What to do: Retype all data exactly as given. Pictures should not be retyped.

====== Material shown

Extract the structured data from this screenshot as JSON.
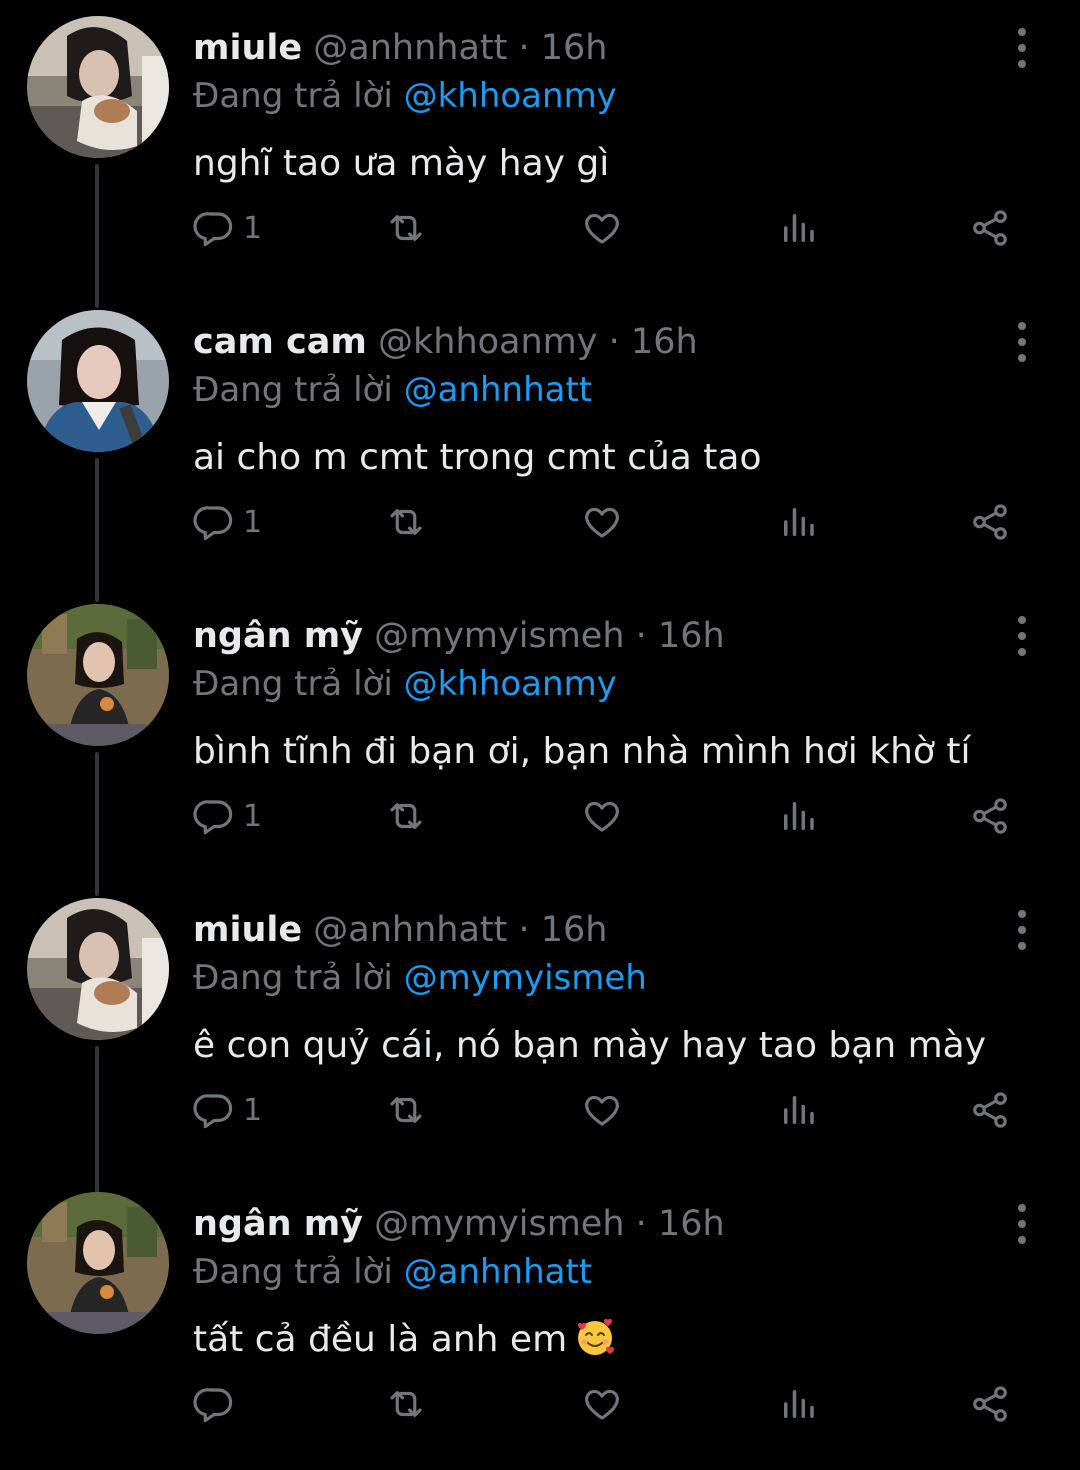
{
  "colors": {
    "background": "#000000",
    "primary_text": "#e7e9ea",
    "secondary_text": "#71767b",
    "link": "#1d9bf0",
    "thread_line": "#333639"
  },
  "labels": {
    "replying_to": "Đang trả lời"
  },
  "icons": {
    "reply": "reply-icon",
    "retweet": "retweet-icon",
    "like": "heart-icon",
    "views": "views-icon",
    "share": "share-icon",
    "more": "more-vertical-icon"
  },
  "tweets": [
    {
      "display_name": "miule",
      "handle": "@anhnhatt",
      "separator": "·",
      "time": "16h",
      "reply_to": "@khhoanmy",
      "text": "nghĩ tao ưa mày hay gì",
      "reply_count": "1"
    },
    {
      "display_name": "cam cam",
      "handle": "@khhoanmy",
      "separator": "·",
      "time": "16h",
      "reply_to": "@anhnhatt",
      "text": "ai cho m cmt trong cmt của tao",
      "reply_count": "1"
    },
    {
      "display_name": "ngân mỹ",
      "handle": "@mymyismeh",
      "separator": "·",
      "time": "16h",
      "reply_to": "@khhoanmy",
      "text": "bình tĩnh đi bạn ơi, bạn nhà mình hơi khờ tí",
      "reply_count": "1"
    },
    {
      "display_name": "miule",
      "handle": "@anhnhatt",
      "separator": "·",
      "time": "16h",
      "reply_to": "@mymyismeh",
      "text": "ê con quỷ cái, nó bạn mày hay tao bạn mày",
      "reply_count": "1"
    },
    {
      "display_name": "ngân mỹ",
      "handle": "@mymyismeh",
      "separator": "·",
      "time": "16h",
      "reply_to": "@anhnhatt",
      "text": "tất cả đều là anh em",
      "emoji": "smiling-face-with-hearts",
      "reply_count": ""
    }
  ]
}
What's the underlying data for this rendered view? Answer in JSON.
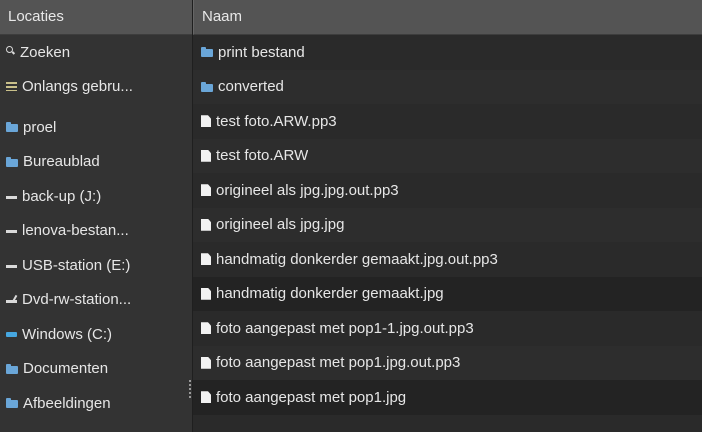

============

Your solution:
Extract the structured data from this screenshot as JSON.
{
  "colors": {
    "background": "#000000",
    "primary_text": "#e7e9ea",
    "secondary_text": "#71767b",
    "link": "#1d9bf0",
    "thread_line": "#333639"
  },
  "labels": {
    "replying_to": "Đang trả lời"
  },
  "icons": {
    "reply": "reply-icon",
    "retweet": "retweet-icon",
    "like": "heart-icon",
    "views": "views-icon",
    "share": "share-icon",
    "more": "more-vertical-icon"
  },
  "tweets": [
    {
      "display_name": "miule",
      "handle": "@anhnhatt",
      "separator": "·",
      "time": "16h",
      "reply_to": "@khhoanmy",
      "text": "nghĩ tao ưa mày hay gì",
      "reply_count": "1"
    },
    {
      "display_name": "cam cam",
      "handle": "@khhoanmy",
      "separator": "·",
      "time": "16h",
      "reply_to": "@anhnhatt",
      "text": "ai cho m cmt trong cmt của tao",
      "reply_count": "1"
    },
    {
      "display_name": "ngân mỹ",
      "handle": "@mymyismeh",
      "separator": "·",
      "time": "16h",
      "reply_to": "@khhoanmy",
      "text": "bình tĩnh đi bạn ơi, bạn nhà mình hơi khờ tí",
      "reply_count": "1"
    },
    {
      "display_name": "miule",
      "handle": "@anhnhatt",
      "separator": "·",
      "time": "16h",
      "reply_to": "@mymyismeh",
      "text": "ê con quỷ cái, nó bạn mày hay tao bạn mày",
      "reply_count": "1"
    },
    {
      "display_name": "ngân mỹ",
      "handle": "@mymyismeh",
      "separator": "·",
      "time": "16h",
      "reply_to": "@anhnhatt",
      "text": "tất cả đều là anh em",
      "emoji": "smiling-face-with-hearts",
      "reply_count": ""
    }
  ]
}
What's the underlying data for this rendered view? Answer in JSON.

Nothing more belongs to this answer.